July 24 (UPI) -- Few young women with pelvic inflammatory disease are being tested for syphilis and human immunodeficiency virus in emergency departments despite the heightened risk, according to a new study.
Children's National Health System researchers studied data from 48 hospitals across the nation from 2010 through 2015. Their findings on PID, an infection of a woman's reproductive organs that can complicate an ability to get pregnant and can cause infertility, were published Tuesday in the journal Pediatrics.
If untreated, a sexually transmitted infection can cause PID.
"We know that 20 percent of the nearly 1 million cases of PID that are diagnosed each year occur in young women, with the majority of diagnoses made in EDs," senior author Dr. Monika K. Goyal, an assistant professor of pediatrics and emergency medicine in the national system, said in a press release. "It is encouraging that HIV and syphilis screening rates for women with PID increased over the study period.
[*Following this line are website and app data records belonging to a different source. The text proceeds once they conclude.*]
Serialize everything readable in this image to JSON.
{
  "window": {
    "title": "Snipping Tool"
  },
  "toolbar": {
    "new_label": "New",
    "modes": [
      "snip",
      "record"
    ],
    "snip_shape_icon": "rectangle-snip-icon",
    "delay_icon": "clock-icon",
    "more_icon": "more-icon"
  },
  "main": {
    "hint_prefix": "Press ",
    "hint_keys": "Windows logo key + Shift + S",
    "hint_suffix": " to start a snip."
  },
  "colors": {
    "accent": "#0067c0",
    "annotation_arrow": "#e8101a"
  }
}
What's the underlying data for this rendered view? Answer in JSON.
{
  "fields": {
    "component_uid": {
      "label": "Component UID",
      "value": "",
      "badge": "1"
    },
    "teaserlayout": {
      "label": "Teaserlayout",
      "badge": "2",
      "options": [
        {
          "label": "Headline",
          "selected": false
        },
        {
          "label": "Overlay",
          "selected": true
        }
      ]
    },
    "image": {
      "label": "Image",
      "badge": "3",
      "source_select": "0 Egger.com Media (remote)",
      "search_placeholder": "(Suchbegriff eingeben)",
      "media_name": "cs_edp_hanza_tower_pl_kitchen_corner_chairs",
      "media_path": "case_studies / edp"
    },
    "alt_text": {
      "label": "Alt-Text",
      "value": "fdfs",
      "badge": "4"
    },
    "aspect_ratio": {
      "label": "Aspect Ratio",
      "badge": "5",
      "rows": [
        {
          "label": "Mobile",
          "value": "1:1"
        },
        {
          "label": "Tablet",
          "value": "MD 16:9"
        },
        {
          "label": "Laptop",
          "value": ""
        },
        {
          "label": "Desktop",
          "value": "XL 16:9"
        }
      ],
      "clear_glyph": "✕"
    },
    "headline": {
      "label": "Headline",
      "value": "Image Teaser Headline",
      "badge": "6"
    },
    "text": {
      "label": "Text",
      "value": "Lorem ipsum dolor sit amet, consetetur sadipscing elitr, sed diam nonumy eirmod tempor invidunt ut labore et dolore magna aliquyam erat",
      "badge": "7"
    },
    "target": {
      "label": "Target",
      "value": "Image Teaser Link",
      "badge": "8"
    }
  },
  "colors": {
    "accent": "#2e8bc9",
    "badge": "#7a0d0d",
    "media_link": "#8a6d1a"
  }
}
However, our findings point to missed opportunities to safeguard young women's reproductive health."
She added hospitals need a standardized approach in sexually transmitted infection screening.
"Future research should examine how STI screening can be improved in emergency departments, especially since adolescents at high risk for STIs often access health care through EDs," Goval said. "We also should explore innovative approaches, including electronic alerts and shared decision-making to boost STI screening rates for young women."
According to data from the Pediatric Health Information System, there were 10,698 diagnosed cases of PID among women aged 12 to 21 during the five-year time frame. Just 27.7 percent underwent syphilis screening, 22 percent for HIV and 18.4 percent underwent lab testing for HIV and syphilis.
The hospitals ranged from 2 percent for the women to more than 60 percent.
More likely to be screened for HIV or syphilis were women admitted to the hospital, uninsured women, non-Latino African-American women, women on public insurance and girls aged 12 to 16. And women going to small hospitals were also more likely to be screened for HIV.